- Ben Q. Rock of Orlando Pinstriped Post: It’s hard to draw any conclusions about how they’ll play together from such a small sample size. My impression, based on their overall performance last season, is that [Brandon] Bass‘ best skill is scoring. 5.8 points in only 13.0 minutes per game last year, on a career-best 51.1% shooting. That’s not bad for a guy still learning the playbook in the playoffs, I suppose. His asset is his mid-range jumper, typically the least efficient shot in basketball. Synergy Sports Technology shows, however, Bass connected on half of his 56 jumpers from within 17 feet of the basket last year, which ties him for 9th in the league among the 141 players who attempted at least 50 shots from that distance. Hyper-specific stat, I know, but again: that’s Bass’ biggest asset. Even when he posts up, he’s more likely to turn, face, and shoot the jumper than he is to try a hook or drive for a layup. And in 92 post-ups last year, he passed the ball 8 times, so you know he’s not likely to give the ball back once he gets it. And [Rashard] Lewis? He can score too. [Stan] Van Gundy‘s been known to run post-ups for him to get his offense going, particularly in third quarters if Lewis didn’t get many touches in the first half of a given game. He’s effective down there because, at 6’10”, there aren’t many small forwards who can handle his size. That’s Lewis’ utility as a combo forward: put him on the perimeter at power forward, and opposing fours can’t keep up with him. Put him in the post, and opposing threes can’t muscle him. For the first three years of his deal, the Magic have heavily leaned on the former strategy. Maybe it’s time to try the latter a bit more. And that’s why, to a degree, you like this news: the Magic aren’t getting complacent. They are looking to make some changes. Not drastic ones–note [Bob] Vander Weide saying “we love [Lewis] at the four the majority of the time”–but changes nonetheless.
- The rise and fall of Jason Williams.
- Kurt Helin of ProBasketballTalk ranks the Orlando Magic third in his off-season power rankings: “They didn’t do much this off-season, other than be involved in Chris Paul rumors. Oh, and they got Chris Duhon, let us never forget that. But as much as they get overlooked, the Magic did not have to do much. This team has been to the NBA finals and the Eastern Conference finals the last two years. They kept J.J. Redick and you’ll see more of him and less of Vince Carter. They will stick with their system of Dwight Howard and guys who can shoot the three, because it works. Jameer Nelson is still good and will have a chip on his shoulder. They still play defense. Overlook Orlando at your own peril, they are contenders.”

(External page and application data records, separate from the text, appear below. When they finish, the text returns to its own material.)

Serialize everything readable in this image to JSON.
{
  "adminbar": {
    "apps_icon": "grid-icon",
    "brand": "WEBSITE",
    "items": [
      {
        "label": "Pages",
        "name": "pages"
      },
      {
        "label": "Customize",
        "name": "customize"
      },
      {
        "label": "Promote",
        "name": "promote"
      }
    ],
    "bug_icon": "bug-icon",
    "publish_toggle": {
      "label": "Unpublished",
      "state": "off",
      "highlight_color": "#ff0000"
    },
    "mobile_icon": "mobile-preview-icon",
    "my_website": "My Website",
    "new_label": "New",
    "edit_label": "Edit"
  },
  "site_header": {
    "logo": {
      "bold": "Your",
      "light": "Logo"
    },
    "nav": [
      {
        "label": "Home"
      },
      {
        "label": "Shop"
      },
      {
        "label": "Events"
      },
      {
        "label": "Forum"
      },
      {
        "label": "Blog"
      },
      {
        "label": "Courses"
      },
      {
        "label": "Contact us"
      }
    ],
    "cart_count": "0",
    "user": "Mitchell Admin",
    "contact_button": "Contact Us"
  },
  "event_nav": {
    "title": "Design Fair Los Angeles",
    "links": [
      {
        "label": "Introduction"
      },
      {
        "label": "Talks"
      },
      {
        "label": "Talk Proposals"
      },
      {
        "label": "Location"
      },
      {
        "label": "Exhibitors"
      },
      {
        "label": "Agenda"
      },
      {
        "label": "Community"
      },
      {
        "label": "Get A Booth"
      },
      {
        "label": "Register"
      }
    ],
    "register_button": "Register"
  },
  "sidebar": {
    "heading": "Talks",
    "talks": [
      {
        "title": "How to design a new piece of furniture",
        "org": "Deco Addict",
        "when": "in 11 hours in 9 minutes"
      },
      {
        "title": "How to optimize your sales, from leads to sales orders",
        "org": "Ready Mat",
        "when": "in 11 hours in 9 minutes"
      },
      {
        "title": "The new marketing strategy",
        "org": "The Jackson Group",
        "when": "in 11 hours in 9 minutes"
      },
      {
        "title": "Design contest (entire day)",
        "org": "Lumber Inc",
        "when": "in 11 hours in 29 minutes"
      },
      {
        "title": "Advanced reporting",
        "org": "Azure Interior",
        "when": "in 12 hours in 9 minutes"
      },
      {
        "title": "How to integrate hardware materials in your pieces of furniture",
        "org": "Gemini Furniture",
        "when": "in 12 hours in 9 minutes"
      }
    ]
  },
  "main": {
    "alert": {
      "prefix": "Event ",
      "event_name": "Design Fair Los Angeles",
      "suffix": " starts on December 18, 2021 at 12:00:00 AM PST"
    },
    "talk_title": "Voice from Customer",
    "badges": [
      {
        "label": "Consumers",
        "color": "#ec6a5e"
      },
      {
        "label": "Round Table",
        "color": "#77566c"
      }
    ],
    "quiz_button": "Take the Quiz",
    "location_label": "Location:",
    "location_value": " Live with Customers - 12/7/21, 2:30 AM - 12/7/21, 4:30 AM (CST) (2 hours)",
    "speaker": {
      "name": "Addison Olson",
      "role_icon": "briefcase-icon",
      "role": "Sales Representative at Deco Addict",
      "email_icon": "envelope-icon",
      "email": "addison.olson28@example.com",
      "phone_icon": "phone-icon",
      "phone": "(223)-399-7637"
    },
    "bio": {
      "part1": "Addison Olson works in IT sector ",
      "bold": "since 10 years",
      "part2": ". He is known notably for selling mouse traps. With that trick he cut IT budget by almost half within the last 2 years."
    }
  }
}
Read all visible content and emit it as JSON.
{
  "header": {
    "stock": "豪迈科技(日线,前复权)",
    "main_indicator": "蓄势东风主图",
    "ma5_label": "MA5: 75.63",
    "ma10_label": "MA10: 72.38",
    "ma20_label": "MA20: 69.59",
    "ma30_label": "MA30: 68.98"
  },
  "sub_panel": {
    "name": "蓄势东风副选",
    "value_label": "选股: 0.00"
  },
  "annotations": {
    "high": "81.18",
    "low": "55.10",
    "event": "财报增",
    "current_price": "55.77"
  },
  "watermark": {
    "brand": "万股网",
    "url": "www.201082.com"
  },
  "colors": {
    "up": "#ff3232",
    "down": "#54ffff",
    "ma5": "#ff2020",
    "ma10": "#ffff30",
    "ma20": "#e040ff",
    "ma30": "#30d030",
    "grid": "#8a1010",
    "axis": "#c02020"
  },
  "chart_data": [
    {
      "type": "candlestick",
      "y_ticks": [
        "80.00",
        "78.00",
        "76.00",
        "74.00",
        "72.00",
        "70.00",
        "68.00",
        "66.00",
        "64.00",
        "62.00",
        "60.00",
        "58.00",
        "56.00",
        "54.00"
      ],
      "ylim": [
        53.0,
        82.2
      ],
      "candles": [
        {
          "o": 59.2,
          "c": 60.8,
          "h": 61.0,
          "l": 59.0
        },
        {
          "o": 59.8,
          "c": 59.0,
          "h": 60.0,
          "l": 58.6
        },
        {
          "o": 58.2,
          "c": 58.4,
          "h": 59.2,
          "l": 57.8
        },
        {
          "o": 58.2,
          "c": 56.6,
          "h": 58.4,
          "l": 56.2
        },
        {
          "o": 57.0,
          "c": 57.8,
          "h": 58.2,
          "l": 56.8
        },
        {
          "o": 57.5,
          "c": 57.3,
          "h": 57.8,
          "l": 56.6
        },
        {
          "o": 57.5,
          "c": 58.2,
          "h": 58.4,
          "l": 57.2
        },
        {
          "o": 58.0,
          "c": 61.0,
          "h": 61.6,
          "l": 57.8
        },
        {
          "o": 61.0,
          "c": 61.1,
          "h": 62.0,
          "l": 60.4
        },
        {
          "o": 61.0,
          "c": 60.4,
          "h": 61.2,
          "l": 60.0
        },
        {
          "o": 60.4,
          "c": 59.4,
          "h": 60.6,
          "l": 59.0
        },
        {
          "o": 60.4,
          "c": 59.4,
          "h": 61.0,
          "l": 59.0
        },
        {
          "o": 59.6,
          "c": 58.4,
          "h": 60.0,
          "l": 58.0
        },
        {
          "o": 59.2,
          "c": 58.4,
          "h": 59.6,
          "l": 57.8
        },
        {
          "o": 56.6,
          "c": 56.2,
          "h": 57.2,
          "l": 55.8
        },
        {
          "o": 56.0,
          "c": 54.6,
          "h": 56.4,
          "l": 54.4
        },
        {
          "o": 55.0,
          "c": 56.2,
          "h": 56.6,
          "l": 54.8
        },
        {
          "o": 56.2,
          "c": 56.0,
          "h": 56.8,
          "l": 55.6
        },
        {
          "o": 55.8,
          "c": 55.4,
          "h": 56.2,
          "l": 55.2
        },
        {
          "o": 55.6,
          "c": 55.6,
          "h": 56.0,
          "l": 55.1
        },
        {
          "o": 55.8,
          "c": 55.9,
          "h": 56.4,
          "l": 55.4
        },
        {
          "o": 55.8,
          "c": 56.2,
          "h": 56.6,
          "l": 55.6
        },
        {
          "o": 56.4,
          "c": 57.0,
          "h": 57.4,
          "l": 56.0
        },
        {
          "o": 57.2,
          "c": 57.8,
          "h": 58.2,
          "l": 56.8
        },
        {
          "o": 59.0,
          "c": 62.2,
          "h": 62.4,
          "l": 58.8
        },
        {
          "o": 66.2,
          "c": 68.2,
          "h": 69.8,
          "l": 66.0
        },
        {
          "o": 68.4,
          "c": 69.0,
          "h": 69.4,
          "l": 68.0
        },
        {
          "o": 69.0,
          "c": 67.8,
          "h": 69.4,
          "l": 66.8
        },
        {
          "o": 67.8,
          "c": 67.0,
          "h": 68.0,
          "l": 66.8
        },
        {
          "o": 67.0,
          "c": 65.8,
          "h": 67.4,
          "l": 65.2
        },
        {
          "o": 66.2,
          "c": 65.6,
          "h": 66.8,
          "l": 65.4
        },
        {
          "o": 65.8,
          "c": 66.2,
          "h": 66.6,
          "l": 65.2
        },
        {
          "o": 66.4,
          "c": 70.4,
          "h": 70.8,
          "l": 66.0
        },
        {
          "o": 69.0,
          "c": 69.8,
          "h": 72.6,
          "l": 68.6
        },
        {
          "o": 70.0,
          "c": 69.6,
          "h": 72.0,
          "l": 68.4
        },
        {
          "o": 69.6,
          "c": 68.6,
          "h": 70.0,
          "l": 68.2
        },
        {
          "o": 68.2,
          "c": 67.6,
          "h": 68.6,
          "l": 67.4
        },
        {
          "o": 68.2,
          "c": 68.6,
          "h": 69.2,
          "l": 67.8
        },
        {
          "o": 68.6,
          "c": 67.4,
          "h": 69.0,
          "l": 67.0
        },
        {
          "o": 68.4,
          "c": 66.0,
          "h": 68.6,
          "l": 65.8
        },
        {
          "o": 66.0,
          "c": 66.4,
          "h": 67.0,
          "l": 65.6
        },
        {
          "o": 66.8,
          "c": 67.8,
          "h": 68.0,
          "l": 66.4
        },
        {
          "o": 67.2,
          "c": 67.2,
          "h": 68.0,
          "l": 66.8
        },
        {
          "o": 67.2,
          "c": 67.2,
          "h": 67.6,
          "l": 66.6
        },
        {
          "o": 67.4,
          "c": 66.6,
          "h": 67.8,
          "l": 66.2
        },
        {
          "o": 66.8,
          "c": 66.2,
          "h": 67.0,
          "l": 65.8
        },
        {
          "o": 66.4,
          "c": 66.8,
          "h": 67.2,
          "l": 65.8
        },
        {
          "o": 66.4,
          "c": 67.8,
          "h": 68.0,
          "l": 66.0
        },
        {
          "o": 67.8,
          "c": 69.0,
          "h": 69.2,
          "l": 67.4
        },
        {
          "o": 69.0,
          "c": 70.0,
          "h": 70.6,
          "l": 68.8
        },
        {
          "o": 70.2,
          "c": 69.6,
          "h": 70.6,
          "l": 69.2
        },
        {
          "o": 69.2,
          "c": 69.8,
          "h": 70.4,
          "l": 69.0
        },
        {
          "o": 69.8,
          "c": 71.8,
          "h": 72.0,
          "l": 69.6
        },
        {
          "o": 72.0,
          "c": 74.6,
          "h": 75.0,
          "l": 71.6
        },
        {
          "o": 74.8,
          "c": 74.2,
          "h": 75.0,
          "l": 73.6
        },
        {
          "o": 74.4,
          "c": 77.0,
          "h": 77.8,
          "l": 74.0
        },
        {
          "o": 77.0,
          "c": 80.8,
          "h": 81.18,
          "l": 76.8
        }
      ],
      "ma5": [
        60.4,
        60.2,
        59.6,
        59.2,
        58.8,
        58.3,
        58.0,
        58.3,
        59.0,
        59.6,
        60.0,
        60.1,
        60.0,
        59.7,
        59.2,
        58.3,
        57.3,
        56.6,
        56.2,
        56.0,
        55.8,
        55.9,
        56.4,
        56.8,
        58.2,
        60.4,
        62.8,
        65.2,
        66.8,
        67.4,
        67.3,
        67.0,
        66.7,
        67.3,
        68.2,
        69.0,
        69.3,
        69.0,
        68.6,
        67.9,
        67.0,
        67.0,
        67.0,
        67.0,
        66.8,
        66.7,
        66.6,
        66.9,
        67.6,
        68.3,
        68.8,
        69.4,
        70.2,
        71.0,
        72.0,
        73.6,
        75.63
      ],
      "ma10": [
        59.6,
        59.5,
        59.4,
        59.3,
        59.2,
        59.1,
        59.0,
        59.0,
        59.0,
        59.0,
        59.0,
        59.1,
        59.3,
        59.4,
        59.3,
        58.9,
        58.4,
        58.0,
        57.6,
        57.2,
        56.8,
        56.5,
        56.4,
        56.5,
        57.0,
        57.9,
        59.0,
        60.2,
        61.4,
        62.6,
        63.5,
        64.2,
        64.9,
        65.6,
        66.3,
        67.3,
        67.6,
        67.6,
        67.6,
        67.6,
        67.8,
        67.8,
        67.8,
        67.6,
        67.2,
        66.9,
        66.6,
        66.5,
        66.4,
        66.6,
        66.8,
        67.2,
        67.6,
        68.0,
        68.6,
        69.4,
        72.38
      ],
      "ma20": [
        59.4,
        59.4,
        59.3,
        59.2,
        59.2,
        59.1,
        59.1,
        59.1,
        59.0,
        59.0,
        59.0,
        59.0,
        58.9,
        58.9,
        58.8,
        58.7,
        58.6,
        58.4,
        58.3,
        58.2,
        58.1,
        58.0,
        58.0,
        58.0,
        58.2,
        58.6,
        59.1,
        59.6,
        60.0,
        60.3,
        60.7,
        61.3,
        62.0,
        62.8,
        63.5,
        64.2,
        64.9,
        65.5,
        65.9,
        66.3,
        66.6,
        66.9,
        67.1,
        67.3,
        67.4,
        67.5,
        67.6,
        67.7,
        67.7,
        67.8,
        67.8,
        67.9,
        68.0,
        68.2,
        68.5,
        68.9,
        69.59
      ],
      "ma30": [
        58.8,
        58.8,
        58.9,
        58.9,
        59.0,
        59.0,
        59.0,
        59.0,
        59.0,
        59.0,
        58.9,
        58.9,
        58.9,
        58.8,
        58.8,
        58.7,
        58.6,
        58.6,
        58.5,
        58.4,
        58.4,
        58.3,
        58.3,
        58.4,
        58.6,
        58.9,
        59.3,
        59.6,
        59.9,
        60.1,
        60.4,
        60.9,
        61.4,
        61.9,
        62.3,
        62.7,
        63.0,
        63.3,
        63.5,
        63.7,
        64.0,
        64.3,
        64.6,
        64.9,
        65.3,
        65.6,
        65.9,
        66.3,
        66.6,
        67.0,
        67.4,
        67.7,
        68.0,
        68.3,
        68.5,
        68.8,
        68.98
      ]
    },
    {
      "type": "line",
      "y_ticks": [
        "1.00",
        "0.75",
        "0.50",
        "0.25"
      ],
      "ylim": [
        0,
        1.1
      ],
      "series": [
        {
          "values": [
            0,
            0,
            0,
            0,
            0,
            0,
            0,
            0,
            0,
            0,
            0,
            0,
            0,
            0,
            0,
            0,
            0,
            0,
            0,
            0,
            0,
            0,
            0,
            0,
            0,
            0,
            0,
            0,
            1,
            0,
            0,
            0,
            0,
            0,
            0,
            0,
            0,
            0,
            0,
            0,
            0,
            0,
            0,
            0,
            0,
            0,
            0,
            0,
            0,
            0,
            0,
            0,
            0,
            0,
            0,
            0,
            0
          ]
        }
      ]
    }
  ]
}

- Royce Young of CBSSports.com: “An article from the Times-Picayune says after hearing Demps’ plan for retooling the roster, Paul is “on board with the team’s direction and will not seek to force a trade.” The Times-Picayune story says the Hornets won’t listen to any offers for Paul. Also mentioned is this quote: “Chris never said anything about a trade, ” a source close to Paul said. “All he said is that he wants to win. He does so much in the community. He hasn’t built those courts around (town) for nothing. Of course, he wants to be here.” Which I find odd because Paul publicly said he’d be open to a trade if the right situation presented itself. This sounds like positive spin from Paul’s camp so in order to not come out looking like a bad guy. Not everyone wants to walk down the road LeBron did just to get a shot at winning. Besides, there have been multiple reports saying CP3 would like to be traded to a contender. Multiple high-profile, plugged-in insiders have reported the same thing. There’s definitely some smoke here. And this report from the Times-Picayune might just be an effort to put out some of the fire.”
- Basketball-Reference has player photos now!